"I think now people are looking for action," she said. "We all need some help getting back on our feet. We're willing to work for it, we just need some help."
But other than suggesting the province help people with health-care costs or rework forest policy, she, like most everyone else, is out of ideas.
Some workers in Mackenzie, though, have demonstrated a desire to compromise and, in one case, it will probably get some of them back to work.
Earn less, or earn nothing
My old fishing buddy, Nick Babiak, was one of the roughly 200 unionized production workers employed at the Canfor sawmill before it shut down.
He was laid off in June 2008, then worked on a casual basis for the town and also briefly on one of the make-work projects. His EI claim ran out in March.
In late April, Babiak's union voted in favour of an across-the-board wage rollback of 18 per cent, plus other cost-saving tweaks to pension, medical and vacation benefits.
Under the new deal, the starting wage for a forklift operator like Babiak would drop from $27.09 to $22.21. However, the contract also brings in a form of profit sharing for that site only, so if the operation makes money, employees should eventually be able to claw back what they gave up.
"On paper it looks like (the deal) could be a good thing, but it goes against union philosophy," Babiak allowed. Then again, "We didn't go into (negotiations) in a position of strength."
He fears, though, that the drive to squeeze every penny possible out of the mill could turn some employees against their less-productive colleagues: "People that are having a bad day could potentially cost you money."
On Friday, Canfor CEO Jim Shepard travelled to Mackenzie to deliver news that the mill would restart in July with one shift of 65 people; more shifts could be added once the mill is running smoothly. He said the union concessions, plus a reduced stumpage rate from the province and a tax break from the town all helped make the reopening possible.
Shepard made the announcement in the mill parking lot before about 100 workers.
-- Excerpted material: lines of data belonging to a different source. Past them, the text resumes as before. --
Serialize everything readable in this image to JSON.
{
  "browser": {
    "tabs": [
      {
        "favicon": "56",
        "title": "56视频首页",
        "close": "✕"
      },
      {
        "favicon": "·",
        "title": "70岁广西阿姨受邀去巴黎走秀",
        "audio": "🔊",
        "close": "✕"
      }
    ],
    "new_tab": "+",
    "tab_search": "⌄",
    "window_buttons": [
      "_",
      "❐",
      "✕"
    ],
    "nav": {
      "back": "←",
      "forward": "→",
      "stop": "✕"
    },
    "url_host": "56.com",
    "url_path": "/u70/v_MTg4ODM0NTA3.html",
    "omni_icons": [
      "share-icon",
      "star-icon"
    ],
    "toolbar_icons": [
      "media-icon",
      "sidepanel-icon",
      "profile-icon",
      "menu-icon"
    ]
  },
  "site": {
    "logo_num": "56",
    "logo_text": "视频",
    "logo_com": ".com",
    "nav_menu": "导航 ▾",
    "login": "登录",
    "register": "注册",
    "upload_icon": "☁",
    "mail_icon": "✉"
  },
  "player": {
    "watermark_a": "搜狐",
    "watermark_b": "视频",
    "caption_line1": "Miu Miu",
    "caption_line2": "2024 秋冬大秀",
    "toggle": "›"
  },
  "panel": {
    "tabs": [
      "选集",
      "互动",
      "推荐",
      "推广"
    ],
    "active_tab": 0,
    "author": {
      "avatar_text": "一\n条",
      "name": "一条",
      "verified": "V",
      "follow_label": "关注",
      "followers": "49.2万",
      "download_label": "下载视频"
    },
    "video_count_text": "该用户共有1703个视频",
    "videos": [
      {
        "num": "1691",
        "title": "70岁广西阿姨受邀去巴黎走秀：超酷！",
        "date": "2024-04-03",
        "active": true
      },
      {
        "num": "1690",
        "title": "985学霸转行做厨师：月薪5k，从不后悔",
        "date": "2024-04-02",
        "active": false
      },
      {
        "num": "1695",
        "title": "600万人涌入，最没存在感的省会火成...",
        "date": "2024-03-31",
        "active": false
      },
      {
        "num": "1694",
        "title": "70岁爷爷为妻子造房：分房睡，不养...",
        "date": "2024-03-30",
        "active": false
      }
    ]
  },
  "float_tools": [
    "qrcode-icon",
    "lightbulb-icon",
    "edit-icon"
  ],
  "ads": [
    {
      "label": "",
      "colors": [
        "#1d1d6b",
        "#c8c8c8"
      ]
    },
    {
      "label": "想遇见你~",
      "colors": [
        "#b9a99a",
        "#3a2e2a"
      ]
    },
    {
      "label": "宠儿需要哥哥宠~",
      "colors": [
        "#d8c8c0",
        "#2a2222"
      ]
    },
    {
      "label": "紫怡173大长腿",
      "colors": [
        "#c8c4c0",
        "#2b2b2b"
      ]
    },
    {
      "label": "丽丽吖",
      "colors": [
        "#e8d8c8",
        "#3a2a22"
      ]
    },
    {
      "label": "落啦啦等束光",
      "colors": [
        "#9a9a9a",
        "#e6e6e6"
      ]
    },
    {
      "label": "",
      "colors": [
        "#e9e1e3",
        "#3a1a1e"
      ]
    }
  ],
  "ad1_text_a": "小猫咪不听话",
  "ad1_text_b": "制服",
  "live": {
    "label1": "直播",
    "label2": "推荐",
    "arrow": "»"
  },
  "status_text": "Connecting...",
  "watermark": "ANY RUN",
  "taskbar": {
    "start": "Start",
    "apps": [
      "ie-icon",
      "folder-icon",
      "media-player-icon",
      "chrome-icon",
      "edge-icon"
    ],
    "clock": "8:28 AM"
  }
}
Although the meeting was advertised on local radio, he said he wanted to make the announcement with "just us, just family" present.
'There are still trees worth money'
While not a lost cause, Mackenzie and it's residents have endured far too much despair and heartache in the past few years, not that you've heard about it on the campaign trail. To borrow a phrase, Scammell-Peterson said, "We live above Hope."
But, she continued, it's not a ghost town here and likely won't be anytime soon.
"There are still trees and they're still worth money."
Like the forest industry, the business of print journalism will probably survive, too, as long as there is a penny to be made selling ad space.
As for me, maybe I should have avoided the newspaper business and just stayed home. I'd probably own a house at least.